Endangered and Threatened Species
The Museum exhibits 10 animals that are on either federal or state endangered or threatened lists or are protected:
- Bald Eagle
- Blackbanded Sunfish
- Eastern Chicken Turtle
- Eastern Glass Lizard
- Eastern Tiger Salamander
- Loggerhead Sea Turtle
- Red Wolf
- Roanoke Logperch
- Shortnose Sturgeon
- Wood Turtle
Red Wolf Species Survival Program
The Virginia Living Museum participates in the federal program to reintroduce red wolves into the wild. In colonial times, red wolves ranged throughout the southeast. Today they are the most endangered mammal in North America. The Museum is the closest facility to Alligator River, the only place in the country where red wolves currently live in the wild.
The VLM is the only facility in the world to display the federally threatened and endangered Roanoke logperch (Percina rex). Our resident population is on loan from the USFWS and VDGIF as the educational/public display requirement portion of the Federal Recovery Plan. Our captive population breeds in spring of each year, but as per our permit, we do not propagate the young. However, these spawning events have been documented on video and disseminated on several websites. Two articles were published in American Currents: “King of Perches- Observations of Captive Roanoke Logperch” and “Logistics for Public Display of Roanoke Logperch,” contributing to the existing knowledge of this species.
Lined Seahorse SSP
The Virginia Living Museum actively participates in AZA’s Species Survival Plan (SSP) program that coordinates with other AZA – accredited facilities across the country to manage and conserve wild populations of the lined seahorse (Hippocampus erectus). Through captive breeding and exchange with other institutions, we can ensure a genetically diverse captive population of seahorses without collecting animals from the wild. The VLM currently houses several successful breeding pairs of lined seahorses that regularly produce healthy offspring. These particular seahorses were born and bred here at the VLM in early winter of 2013 and have provided us with enough captive bred seahorses not only to display for many years to come, but also with a surplus of animals to send to other SSP facilities around the country.
Sea Turtle Tag and Release Program
The Loggerhead Sea Turtle is one of the largest reptiles found on earth today. Listed as a threatened species, it faces the same threats as other sea turtles: heavy exploitation for its meat, eggs, shells and oil and from being entangled in shrimp nets, gill nets and on the hooks of long lines.
The Virginia Living Museum has exhibited Loggerhead Sea Turtles for many years. For several years we have worked with the Head-Start Program at the North Carolina Aquarium at Pine Knoll Shores. Juvenile sea turtles are acquired from nests in southern North Carolina and then raised for several years in captivity before being tagged and released into the Atlantic Ocean.

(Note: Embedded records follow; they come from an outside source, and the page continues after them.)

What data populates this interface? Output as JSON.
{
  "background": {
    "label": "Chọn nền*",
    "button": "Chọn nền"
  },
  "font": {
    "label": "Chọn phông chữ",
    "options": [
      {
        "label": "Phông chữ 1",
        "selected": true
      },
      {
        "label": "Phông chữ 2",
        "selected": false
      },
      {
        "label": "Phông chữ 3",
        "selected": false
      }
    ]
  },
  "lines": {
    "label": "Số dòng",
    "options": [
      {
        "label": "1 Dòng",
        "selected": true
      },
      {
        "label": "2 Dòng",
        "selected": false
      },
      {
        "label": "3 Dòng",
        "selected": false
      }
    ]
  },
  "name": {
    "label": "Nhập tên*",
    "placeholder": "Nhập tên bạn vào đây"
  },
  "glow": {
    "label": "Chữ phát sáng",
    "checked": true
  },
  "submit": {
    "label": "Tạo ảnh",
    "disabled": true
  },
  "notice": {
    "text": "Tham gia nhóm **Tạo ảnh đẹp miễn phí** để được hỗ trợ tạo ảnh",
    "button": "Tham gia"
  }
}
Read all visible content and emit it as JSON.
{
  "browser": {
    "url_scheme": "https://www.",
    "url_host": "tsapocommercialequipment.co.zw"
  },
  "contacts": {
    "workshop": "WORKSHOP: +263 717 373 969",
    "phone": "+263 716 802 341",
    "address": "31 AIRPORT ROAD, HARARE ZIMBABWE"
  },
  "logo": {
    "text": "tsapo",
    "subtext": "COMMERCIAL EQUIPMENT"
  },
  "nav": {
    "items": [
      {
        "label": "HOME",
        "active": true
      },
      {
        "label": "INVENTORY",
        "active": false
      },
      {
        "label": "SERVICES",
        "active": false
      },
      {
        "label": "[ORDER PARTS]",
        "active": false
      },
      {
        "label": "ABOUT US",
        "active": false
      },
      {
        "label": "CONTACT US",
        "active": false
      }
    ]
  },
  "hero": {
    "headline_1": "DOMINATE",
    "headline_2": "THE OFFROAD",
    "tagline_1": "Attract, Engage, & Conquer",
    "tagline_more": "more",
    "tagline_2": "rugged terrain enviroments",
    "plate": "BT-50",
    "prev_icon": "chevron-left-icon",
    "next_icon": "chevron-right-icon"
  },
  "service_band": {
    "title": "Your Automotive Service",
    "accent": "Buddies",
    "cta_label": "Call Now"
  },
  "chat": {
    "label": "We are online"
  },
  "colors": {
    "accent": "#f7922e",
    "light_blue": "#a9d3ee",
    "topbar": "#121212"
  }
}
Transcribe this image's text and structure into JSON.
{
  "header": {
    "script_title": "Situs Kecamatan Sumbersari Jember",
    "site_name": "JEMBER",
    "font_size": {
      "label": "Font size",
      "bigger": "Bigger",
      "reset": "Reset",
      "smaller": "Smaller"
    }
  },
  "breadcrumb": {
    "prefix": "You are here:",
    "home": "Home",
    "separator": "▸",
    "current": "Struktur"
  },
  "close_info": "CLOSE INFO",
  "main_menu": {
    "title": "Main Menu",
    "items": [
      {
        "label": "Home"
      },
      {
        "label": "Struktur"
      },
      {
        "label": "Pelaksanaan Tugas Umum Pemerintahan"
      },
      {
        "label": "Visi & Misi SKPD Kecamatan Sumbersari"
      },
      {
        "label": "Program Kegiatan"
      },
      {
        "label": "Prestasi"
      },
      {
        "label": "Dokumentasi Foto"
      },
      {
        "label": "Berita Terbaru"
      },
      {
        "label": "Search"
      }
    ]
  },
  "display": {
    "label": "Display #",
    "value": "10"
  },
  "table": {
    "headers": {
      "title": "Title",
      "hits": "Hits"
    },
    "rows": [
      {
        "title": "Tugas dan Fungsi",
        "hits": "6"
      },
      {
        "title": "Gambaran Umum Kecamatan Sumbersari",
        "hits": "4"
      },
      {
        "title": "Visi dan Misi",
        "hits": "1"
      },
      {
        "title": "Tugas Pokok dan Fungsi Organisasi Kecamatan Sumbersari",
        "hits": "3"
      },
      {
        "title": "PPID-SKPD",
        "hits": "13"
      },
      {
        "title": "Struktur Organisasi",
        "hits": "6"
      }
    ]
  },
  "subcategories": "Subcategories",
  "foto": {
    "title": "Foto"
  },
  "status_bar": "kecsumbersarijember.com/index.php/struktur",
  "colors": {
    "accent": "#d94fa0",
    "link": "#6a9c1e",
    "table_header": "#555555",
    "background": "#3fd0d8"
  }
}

The Virginia Living Museum has released two turtles back into the wild as part of the Head-Start Program.
The first sea turtle was 5lbs when we received it from North Carolina in October 2008 and 70lbs when it was released in October 2010. A tag was affixed on the top of the sea turtle’s shell. The sea turtle, given the name “Virginia,” was tracked until its tag fell off.
The second turtle was five years old and weighed 187 lbs. when it was released into the Gulf Stream in October 2013 by VLM Aquarium Curator Chris Crippen. Given the name “Abby,” the turtle can be tracked on the public website seaturtle.org. The release was covered by local news WCTI-TV. Amazing underwater video was captured by VLM aquarists.
You can follow the journeys of sea turtles around the world on this website seaturtle.org.
Read about our Sea Turtle Tag & Release Program.
In summer 2010 the Virginia Living Museum began a multi-year project to conduct a census of the basking turtles in Deer Park Lake at the Museum, using staff and middle school students. The goal of the study is to determine the ratio of non-native red-eared slider turtles to the native turtles that make the lake their home. In addition to learning about turtle identification, biology, behavior and threats to these animals, students have assisted staff in taking data on our local turtles. The turtles are collected in live traps and later released back into the lake. Students participated in the project in 2010, 2011 and 2012. Since 2013 the survey has been conducted by VLM staff and volunteers. Species collected: northern red-bellied cooter, eastern painted turtle, yellow-bellied slider, stinkpot, red-bellied slider and snapping turtle. Read more…
When you visit the VLM from mid September to early October, stop by our monarch butterfly rearing chamber to see the caterpillars, chrysalides and adults on display. In the late afternoons you might be able to participate in our release of tagged monarchs.
You can follow the monarch migration on two web sites: